Let $\alpha, \beta, \gamma$ be a homomorphism of short exact sequences, in that order. Then if $\alpha, \gamma$ are injective, then so is $\beta$.

Let the sequeces be: $$\begin{matrix} 0 & \to & A & \xrightarrow{\psi} & B & \xrightarrow{\phi} & C & \to & 0 \\ \ & \ & \downarrow^{\alpha} & \ & \downarrow^{\beta} \ & \ & \downarrow^{\gamma} \\ 0 & \to & A' & \xrightarrow{\psi'} & B' & \xrightarrow{\phi'} & C' & \to & 0 \end{matrix}$$

Then since $\psi, \psi', \alpha$ are injective and $\beta \psi = \psi' \alpha$, we have that $\beta$ is injective on $\psi(A)$.

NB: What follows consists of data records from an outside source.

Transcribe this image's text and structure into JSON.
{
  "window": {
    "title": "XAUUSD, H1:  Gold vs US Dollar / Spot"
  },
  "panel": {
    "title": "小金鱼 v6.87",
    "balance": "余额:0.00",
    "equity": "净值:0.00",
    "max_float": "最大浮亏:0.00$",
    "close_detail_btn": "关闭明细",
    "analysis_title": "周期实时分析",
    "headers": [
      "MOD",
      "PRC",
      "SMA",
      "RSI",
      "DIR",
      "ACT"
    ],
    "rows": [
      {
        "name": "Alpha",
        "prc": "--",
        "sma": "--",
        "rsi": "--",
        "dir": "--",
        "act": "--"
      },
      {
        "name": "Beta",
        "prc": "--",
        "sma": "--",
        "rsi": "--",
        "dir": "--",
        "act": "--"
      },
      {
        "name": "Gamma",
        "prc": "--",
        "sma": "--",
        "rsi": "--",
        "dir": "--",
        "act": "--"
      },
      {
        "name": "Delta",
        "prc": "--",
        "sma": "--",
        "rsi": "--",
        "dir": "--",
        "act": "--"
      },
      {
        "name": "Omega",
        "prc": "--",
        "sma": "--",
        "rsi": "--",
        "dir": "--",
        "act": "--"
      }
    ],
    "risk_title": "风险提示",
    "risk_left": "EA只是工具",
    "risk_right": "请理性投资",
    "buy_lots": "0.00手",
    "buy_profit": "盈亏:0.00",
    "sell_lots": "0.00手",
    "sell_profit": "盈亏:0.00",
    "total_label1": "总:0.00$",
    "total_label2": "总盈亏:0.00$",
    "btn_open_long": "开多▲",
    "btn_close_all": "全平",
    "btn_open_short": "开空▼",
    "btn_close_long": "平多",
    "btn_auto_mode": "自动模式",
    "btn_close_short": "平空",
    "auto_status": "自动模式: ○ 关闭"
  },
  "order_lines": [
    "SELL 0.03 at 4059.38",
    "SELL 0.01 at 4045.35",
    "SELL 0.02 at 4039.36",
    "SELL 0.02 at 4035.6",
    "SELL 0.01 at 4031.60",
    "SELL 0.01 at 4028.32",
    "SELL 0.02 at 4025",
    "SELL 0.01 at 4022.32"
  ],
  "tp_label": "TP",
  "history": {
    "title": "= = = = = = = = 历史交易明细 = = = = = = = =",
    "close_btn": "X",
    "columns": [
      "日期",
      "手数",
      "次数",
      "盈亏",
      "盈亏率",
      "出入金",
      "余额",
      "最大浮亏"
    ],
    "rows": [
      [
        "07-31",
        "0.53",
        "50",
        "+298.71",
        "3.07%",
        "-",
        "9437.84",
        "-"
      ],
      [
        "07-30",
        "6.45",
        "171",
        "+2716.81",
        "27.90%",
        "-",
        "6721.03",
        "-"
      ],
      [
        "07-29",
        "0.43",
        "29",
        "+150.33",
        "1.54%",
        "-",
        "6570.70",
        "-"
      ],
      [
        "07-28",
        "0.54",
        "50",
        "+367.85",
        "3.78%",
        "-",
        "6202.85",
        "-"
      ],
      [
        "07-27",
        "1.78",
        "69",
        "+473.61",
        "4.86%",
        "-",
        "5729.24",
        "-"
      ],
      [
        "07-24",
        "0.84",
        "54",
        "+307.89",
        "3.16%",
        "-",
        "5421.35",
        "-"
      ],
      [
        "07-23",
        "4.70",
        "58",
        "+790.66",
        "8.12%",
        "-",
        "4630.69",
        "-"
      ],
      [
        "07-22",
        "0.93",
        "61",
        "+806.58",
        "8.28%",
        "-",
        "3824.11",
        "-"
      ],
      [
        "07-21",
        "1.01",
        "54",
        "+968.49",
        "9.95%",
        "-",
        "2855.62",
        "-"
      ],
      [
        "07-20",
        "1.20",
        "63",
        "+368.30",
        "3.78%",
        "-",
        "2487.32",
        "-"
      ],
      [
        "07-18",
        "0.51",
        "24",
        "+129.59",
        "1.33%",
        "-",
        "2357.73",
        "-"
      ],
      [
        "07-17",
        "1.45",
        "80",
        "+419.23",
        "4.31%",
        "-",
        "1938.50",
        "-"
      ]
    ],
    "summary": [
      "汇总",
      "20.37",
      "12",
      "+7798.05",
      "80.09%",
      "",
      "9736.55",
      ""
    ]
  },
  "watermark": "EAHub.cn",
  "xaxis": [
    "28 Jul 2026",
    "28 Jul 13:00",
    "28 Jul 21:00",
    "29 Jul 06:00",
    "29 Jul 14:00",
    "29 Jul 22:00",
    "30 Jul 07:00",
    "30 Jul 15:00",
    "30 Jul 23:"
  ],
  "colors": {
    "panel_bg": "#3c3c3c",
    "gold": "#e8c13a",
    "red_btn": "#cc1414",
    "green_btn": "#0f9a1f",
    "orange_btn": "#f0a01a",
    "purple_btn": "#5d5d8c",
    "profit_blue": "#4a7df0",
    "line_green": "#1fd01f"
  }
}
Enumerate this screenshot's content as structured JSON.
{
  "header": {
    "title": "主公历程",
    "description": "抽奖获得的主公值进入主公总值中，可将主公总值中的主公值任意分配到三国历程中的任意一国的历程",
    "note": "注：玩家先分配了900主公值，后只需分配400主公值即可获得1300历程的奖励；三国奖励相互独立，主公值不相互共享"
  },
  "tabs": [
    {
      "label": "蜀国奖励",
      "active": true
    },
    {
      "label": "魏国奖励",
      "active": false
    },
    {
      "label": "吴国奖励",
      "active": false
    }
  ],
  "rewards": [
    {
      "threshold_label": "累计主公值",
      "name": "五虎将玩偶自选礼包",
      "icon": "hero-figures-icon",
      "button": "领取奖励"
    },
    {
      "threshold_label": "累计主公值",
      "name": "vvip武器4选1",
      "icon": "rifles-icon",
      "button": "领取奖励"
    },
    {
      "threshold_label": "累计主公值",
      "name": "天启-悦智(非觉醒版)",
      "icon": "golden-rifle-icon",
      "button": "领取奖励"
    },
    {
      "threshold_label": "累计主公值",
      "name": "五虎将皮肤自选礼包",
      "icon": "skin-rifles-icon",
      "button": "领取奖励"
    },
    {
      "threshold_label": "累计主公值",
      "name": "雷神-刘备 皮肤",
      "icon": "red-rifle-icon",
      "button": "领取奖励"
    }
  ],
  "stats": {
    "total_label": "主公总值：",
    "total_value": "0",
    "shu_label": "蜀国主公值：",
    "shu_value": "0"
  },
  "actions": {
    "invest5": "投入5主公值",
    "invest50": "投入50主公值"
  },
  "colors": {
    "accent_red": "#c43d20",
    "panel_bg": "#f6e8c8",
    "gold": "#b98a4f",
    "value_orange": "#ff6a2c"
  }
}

Suppose $\beta(b) = 0$. Then $\gamma \phi(b) = \phi'\beta(b) = \phi'(0) = 0$, so $\phi(b) = 0$ by injectivity of $\gamma$. Then $\ker \beta \subset \ker \phi = \psi(A)$. So our $b = \psi(a)$ for some $a \in A$. By commuting diagrams again $\beta \psi (a) = 0 =\psi' \alpha (a)$, and by injectivity $a = 0$, so $b = \psi(0) = 0$. We're done.
• why we suppose $\beta (b) = 0$? – Emptymind Oct 2 '17 at 5:21
• "$\phi (b)=0$ by injectivity of $\gamma$" I do not understand this statement, could you say it in details please? – Emptymind Oct 2 '17 at 5:53